§ Supplied records
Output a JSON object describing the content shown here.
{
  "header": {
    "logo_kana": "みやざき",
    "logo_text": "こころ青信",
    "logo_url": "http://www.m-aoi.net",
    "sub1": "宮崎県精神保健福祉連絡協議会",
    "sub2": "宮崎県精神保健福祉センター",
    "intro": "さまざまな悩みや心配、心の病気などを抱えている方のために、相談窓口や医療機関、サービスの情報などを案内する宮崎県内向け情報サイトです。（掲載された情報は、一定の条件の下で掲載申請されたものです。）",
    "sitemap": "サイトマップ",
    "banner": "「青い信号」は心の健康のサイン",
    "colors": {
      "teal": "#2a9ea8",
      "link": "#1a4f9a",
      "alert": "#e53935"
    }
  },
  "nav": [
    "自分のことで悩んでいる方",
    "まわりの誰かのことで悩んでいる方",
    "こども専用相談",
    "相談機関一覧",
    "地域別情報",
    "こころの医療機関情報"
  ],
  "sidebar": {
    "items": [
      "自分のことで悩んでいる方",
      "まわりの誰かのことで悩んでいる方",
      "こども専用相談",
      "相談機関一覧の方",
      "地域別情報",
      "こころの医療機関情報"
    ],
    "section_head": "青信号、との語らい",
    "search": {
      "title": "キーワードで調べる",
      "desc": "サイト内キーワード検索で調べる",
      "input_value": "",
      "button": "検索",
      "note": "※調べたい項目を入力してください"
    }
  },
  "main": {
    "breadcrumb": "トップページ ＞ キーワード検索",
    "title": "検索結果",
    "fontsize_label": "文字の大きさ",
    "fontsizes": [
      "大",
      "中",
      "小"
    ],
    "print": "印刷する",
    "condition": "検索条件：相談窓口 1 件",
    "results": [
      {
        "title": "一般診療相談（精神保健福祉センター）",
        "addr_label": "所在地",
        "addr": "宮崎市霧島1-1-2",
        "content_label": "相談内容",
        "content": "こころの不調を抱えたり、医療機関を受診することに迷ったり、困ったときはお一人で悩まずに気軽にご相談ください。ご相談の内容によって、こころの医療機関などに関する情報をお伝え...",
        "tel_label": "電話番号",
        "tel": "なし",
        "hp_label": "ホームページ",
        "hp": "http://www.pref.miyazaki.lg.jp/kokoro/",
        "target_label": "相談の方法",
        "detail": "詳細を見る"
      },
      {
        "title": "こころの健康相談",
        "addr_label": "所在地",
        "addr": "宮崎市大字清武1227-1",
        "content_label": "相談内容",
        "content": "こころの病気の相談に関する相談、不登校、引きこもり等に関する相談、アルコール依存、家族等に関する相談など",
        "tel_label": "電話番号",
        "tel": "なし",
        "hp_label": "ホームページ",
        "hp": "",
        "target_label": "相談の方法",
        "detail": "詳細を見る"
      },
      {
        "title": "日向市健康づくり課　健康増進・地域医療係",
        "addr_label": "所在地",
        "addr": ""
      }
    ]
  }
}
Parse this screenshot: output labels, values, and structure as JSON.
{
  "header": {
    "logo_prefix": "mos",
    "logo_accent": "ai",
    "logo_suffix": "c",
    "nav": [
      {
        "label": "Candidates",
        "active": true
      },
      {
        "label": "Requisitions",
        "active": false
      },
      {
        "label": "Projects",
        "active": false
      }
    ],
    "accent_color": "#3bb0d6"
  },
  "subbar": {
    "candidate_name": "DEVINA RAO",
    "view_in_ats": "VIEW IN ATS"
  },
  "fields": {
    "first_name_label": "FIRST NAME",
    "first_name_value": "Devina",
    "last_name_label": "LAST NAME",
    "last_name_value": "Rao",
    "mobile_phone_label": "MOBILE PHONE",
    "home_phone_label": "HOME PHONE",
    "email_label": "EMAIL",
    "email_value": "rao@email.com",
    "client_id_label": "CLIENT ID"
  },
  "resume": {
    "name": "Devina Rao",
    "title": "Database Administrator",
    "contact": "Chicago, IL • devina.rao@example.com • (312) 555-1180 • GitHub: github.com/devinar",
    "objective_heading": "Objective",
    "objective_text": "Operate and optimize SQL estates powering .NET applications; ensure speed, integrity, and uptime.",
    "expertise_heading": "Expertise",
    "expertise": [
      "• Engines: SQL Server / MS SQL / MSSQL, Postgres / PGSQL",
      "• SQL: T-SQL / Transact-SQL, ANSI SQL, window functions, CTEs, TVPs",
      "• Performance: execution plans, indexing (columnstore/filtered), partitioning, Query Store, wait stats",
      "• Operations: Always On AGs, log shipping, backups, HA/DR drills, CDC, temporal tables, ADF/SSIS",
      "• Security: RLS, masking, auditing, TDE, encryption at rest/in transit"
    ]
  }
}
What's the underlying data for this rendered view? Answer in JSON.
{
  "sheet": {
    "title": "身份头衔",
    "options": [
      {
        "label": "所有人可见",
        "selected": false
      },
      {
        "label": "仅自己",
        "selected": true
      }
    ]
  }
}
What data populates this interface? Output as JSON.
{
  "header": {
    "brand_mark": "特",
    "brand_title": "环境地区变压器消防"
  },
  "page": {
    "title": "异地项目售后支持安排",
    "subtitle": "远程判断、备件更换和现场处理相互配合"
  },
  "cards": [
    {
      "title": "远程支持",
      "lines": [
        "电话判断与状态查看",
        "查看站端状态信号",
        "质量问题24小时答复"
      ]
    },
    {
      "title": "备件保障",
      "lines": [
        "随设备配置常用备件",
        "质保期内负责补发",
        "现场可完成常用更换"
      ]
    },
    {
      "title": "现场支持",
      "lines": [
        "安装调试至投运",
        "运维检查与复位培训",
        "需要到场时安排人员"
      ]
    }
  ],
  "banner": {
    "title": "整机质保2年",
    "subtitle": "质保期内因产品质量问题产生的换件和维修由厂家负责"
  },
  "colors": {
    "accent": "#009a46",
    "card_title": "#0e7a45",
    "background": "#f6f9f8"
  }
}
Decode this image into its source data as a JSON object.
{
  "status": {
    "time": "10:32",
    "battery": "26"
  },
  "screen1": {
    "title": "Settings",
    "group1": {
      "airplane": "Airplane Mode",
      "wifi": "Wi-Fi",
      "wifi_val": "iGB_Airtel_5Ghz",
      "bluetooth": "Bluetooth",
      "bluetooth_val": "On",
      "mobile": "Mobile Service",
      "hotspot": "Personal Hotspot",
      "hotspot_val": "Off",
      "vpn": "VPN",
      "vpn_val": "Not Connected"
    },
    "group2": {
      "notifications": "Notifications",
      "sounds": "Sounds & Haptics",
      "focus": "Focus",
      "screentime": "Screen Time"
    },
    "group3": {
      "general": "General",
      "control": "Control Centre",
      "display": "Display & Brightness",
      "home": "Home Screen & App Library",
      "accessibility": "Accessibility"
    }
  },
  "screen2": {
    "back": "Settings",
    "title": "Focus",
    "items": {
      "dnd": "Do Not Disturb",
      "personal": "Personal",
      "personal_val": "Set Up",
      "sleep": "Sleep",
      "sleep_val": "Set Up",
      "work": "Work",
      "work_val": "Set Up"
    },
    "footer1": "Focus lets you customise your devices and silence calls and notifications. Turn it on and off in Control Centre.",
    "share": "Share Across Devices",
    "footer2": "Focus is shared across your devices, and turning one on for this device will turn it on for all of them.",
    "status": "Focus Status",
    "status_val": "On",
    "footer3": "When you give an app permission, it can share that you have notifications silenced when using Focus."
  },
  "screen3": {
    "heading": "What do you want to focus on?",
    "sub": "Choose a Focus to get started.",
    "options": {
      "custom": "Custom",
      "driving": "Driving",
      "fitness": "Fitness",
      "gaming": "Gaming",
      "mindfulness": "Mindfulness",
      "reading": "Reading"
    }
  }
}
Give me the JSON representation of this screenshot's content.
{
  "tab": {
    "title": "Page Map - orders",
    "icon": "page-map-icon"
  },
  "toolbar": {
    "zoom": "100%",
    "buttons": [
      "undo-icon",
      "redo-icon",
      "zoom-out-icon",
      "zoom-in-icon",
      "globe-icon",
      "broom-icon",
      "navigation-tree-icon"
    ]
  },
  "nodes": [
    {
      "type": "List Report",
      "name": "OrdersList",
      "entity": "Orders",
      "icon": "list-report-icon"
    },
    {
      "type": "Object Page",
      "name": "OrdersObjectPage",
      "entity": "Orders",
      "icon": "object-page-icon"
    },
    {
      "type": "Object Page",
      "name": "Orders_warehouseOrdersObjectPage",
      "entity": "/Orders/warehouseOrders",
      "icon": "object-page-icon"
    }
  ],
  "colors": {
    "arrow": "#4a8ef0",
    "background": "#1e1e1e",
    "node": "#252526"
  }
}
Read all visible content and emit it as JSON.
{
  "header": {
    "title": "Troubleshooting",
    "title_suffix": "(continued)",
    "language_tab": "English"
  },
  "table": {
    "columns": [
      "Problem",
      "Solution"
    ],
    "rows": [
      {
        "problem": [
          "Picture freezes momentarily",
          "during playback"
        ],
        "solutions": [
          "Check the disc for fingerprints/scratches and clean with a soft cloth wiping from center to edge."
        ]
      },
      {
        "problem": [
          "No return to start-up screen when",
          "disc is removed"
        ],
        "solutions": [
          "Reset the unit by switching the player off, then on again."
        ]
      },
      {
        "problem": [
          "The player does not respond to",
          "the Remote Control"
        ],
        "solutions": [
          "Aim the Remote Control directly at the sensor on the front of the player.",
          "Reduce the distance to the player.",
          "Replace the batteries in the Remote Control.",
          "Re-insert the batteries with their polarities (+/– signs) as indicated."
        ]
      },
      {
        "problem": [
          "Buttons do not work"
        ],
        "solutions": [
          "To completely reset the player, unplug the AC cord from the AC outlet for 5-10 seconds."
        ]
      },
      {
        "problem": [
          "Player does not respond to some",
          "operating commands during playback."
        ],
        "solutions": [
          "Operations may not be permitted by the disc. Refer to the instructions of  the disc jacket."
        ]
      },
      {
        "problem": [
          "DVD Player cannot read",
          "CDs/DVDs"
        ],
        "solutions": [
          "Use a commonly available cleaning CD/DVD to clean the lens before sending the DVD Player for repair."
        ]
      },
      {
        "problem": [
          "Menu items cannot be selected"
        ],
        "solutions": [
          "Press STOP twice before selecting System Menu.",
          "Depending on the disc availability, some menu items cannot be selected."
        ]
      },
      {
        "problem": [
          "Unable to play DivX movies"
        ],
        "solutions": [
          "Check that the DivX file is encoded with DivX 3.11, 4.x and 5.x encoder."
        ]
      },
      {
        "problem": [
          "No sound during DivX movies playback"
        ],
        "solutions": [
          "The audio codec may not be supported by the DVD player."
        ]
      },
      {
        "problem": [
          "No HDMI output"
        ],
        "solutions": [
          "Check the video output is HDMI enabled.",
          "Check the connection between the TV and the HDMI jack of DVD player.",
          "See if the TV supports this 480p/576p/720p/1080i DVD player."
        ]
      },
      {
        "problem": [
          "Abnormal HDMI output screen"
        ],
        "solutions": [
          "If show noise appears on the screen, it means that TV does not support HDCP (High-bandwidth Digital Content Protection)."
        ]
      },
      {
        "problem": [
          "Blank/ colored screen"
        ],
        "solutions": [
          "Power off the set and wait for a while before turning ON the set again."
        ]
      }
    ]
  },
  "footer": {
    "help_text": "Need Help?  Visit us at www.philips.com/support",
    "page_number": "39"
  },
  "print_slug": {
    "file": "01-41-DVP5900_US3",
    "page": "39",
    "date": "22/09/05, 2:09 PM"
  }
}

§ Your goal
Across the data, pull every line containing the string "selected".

§ Answer to the problem
        "selected": false
        "selected": true
          "Menu items cannot be selected"
          "Depending on the disc availability, some menu items cannot be selected."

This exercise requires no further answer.